Occupational health and safety (OHS) is rarely reported on in the mainstream newspapers but every week OHS is there, adding a contect to a scandal or subtext to a public health risk. Last weekend was no different. The Guardian of September 16, 2023 reported on a review of personal relationships by BP, a prison escape, deaths from air pollution, a more relaxed approach to work, shoplifting and customer aggression, and more.
Occupational health and safety (OHS) is a remarkably insular profession. It tends to narrow its focus on legislative compliance even though Social Determinants of Health is a core unit of tertiary OHS education. OHS professionals are also notably weak in understanding the business realities that their employers and customers face. This inability to understand the economic realities is a common criticism of OHS, not reflecting “common sense” and being naïve.
To understand OHS’ limitations and potential, it is necessary to have a basic knowledge of the economic and political ideologies under which clients and employers work. “The Big Myth – How American Business Taught Us to Loathe Government and Love the Free Market”, by Naomi Oreskes and Erik M Conway, contributes to that understanding.
Occupational health and safety (OHS) has long been stripped of emotion through an emphasis on evidence, finances, compliance, objectivity, rationality, auditing and key performance indicators. The tide is turning slightly with increased attention on mental health, respect, psychosocial factors, and regaining a professional humanity. This OHS approach remains on the fringes of OHS as the dominance of profit from decades of neoliberal economics and politics continues.
But perhaps what the OHS profession needs is to connect with Love.
Recently the Australian Industry Group Chief Executive, Innes Willox, addressed the National Press Club in Canberra. The AIGroup is one of the “go to” business groups, along with the Business Council of Australia and mining industry groups, that the business media knows will comment on anything when asked, and frequently when not asked. Willox’s August presentation was on Industrial Relations, but it also illustrates the workplace and political culture in which occupational health and safety (OHS) must operate.
Ten years ago, I was enlightened by a presentation on masculinity and occupational health and safety (OHS) by Dean Laplonge at a safety conference in Canberra. He has continued researching that interconnection, and visiting WA and recently released his latest report written for WorkSafe WA after a series of “roadshows”.
After years of scandals in what has been described as the epitome of toxic masculinity, the West Australian mining industry claims to have changed its culture and created a psychologically safer work environment. Culture-As-Usual was not an option after multiple exposures of work-related suicides, sexual assaults, and harassment uncovered by independent and parliamentary inquiries.
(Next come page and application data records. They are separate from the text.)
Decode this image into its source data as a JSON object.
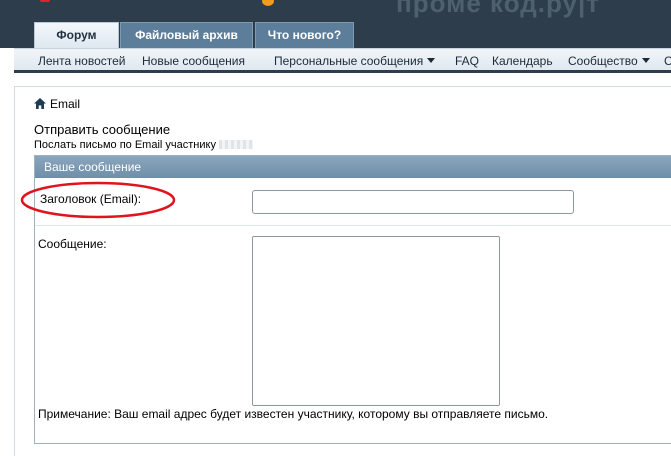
{
  "banner": {
    "text": "проме код.ру|т"
  },
  "tabs": [
    {
      "label": "Форум",
      "active": true
    },
    {
      "label": "Файловый архив",
      "active": false
    },
    {
      "label": "Что нового?",
      "active": false
    }
  ],
  "nav": {
    "items": [
      {
        "label": "Лента новостей"
      },
      {
        "label": "Новые сообщения"
      },
      {
        "label": "Персональные сообщения"
      },
      {
        "label": "FAQ"
      },
      {
        "label": "Календарь"
      },
      {
        "label": "Сообщество"
      },
      {
        "label": "С"
      }
    ]
  },
  "breadcrumb": {
    "label": "Email"
  },
  "page": {
    "title": "Отправить сообщение",
    "subtitle": "Послать письмо по Email участнику"
  },
  "form": {
    "section_title": "Ваше сообщение",
    "subject_label": "Заголовок (Email):",
    "subject_value": "",
    "message_label": "Сообщение:",
    "message_value": "",
    "note": "Примечание: Ваш email адрес будет известен участнику, которому вы отправляете письмо."
  },
  "colors": {
    "header_dark": "#2d3d4b",
    "tab_inactive": "#5c7e9a",
    "block_header": "#7b99b2",
    "annotation_red": "#e0141e"
  }
}
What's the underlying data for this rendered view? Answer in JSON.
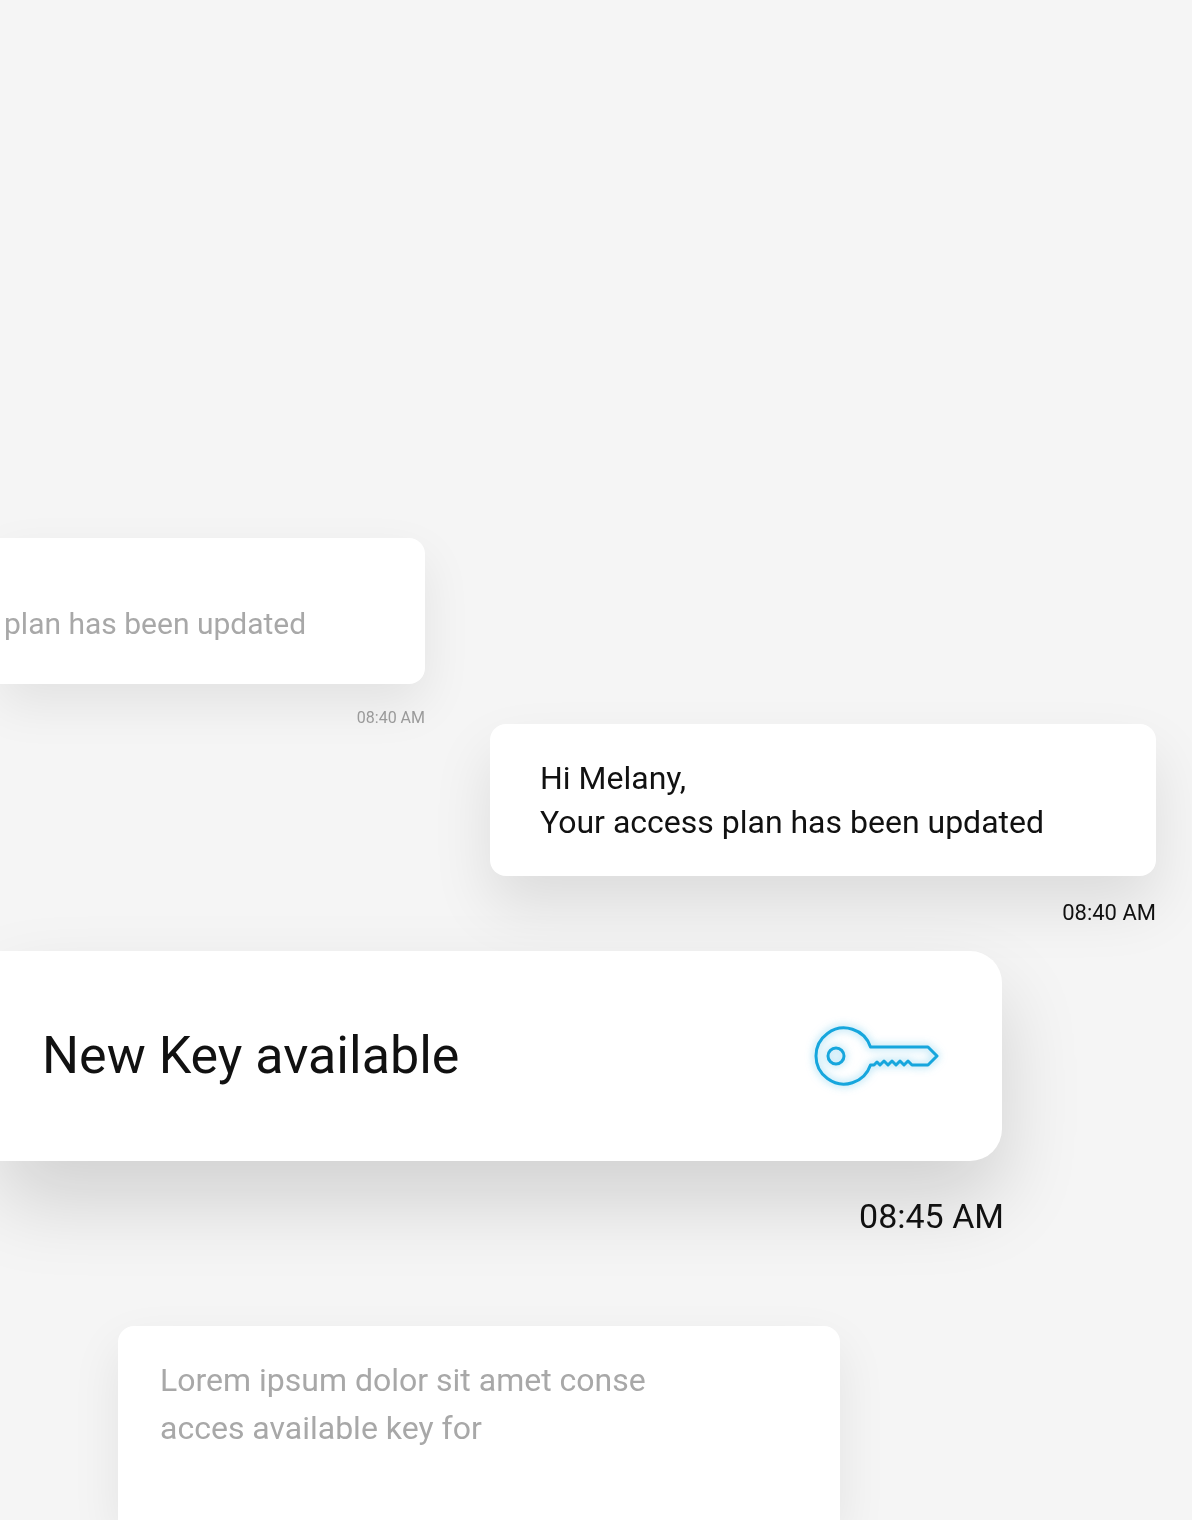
{
  "background_message_top": {
    "text": "plan has been updated",
    "time": "08:40 AM"
  },
  "message": {
    "lines": [
      "Hi Melany,",
      "Your access plan has been updated"
    ],
    "time": "08:40 AM"
  },
  "key_notification": {
    "title": "New Key available",
    "time": "08:45 AM"
  },
  "background_message_bottom": {
    "lines": [
      "Lorem ipsum dolor sit amet conse",
      "acces available key for"
    ]
  }
}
Laplonge revisited Western Australia and reported on the progress.
Occupational health and safety (OHS) seminars can be a bit hit-and-miss. Sometimes they seem to be a front for promoting a new management program, but every so often, the information offered is perceptive and rewarding. Herbert Smith Freehills partner Steve Bell has been consistently rewarding over many years. No quoting Section 321 of an OHS Act or PowerPoint slide of obscure and semi-important court cases here. His latest seminar appearance covered
- Due Diligence,
- Industrial Manslaughter,
- Psychosocial Risk Assessments
- OHS Harmonisation.
Coincidentally, as Europe burns and a little blog in Australia writes about the occupational context of excessive heat, a new book called Heat – Life and Death on a scorched planet was in the bookstores. Jeff Goodell, like so many North American authors, writes for his local readers even though his publishers sell books globally.
However, he does address the occupational health and safety (OHS) impacts of heat and offers some adaptations.